Atheists or agnostics might believe in witchcraft but not in gods. Maybe they feel strongly that the universe invented itself to its own pattern – which includes the ability of individuals to influence the flows of energy through witchcraft – but the universe itself is not a sentient being that requires worship. Or maybe they believe that everything in the universe is randomly generated, including witchcraft. There are also Deists (not atheists or agnostics) who believe that a deity or deities existed long enough to create the universe and its energy flows, but then ceased to exist and left us all to our own devices.
A Wiccan atheist or agnostic might recognize no higher power than his own moral code. And he might see his moral code and experience as sufficient to guide him through the practice of any skill from accounting to knitting to witchcraft. This type of Wiccan is the opposite of the Wiccan I described in a previous article who is not interested in practicing witchcraft, but seeks only to worship deity.
Another type of Wiccan atheist or agnostic disbelieves in deity AND witchcraft, but finds a strong identity in Wiccan cultural concepts. This might include reverence for nature, a heightened awareness of environmental issues, attraction to Celtic and Anglo-Saxon history, and an affinity for seeking balance and symmetry between the male and female energies present within each of us.

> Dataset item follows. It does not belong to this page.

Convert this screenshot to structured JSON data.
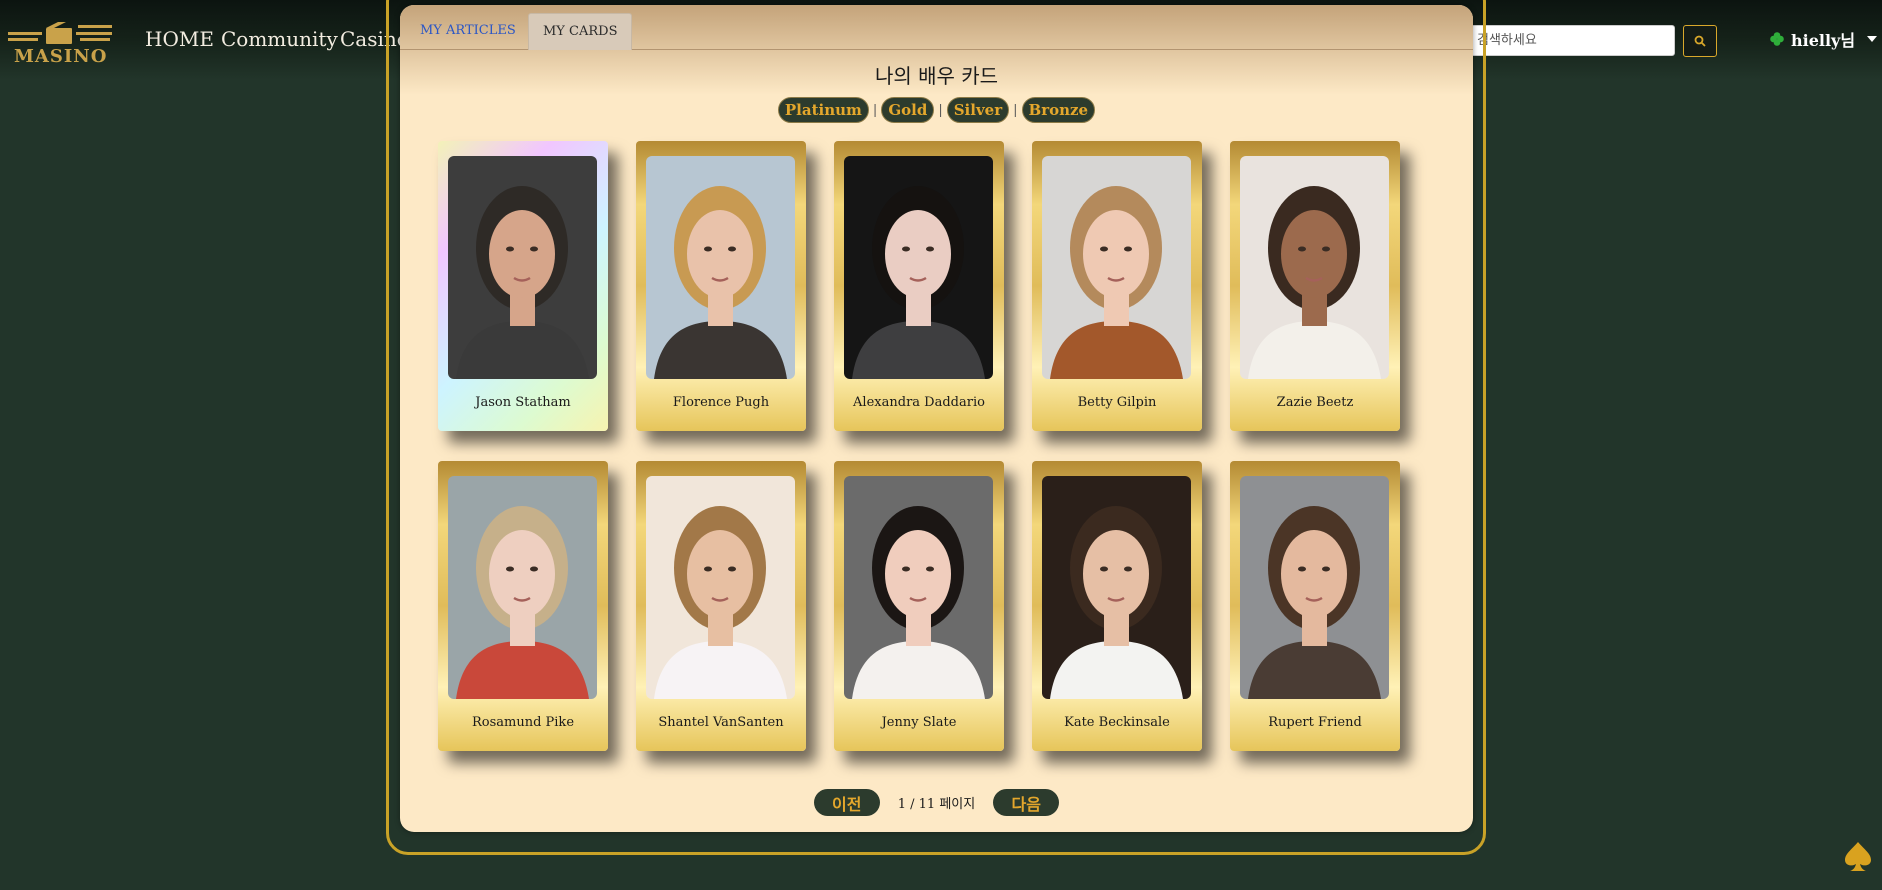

This type of Wiccan is similar to a secular Jew such as J. Robert Oppenheimer, father of the atomic bomb, who was an atheist and a scientist, but culturally Jewish. A secular Wiccan might not be interested in practicing witchcraft, and might observe the festivals of the Wheel of the Year mainly as a way to enjoy and connect with the ancient harvest rituals and not as a religious observance. So, as you can see, there is much diversity in what it means to be a Wiccan, which means that our cultural and religious identity has the potential for broad horizons if we can accept our differences.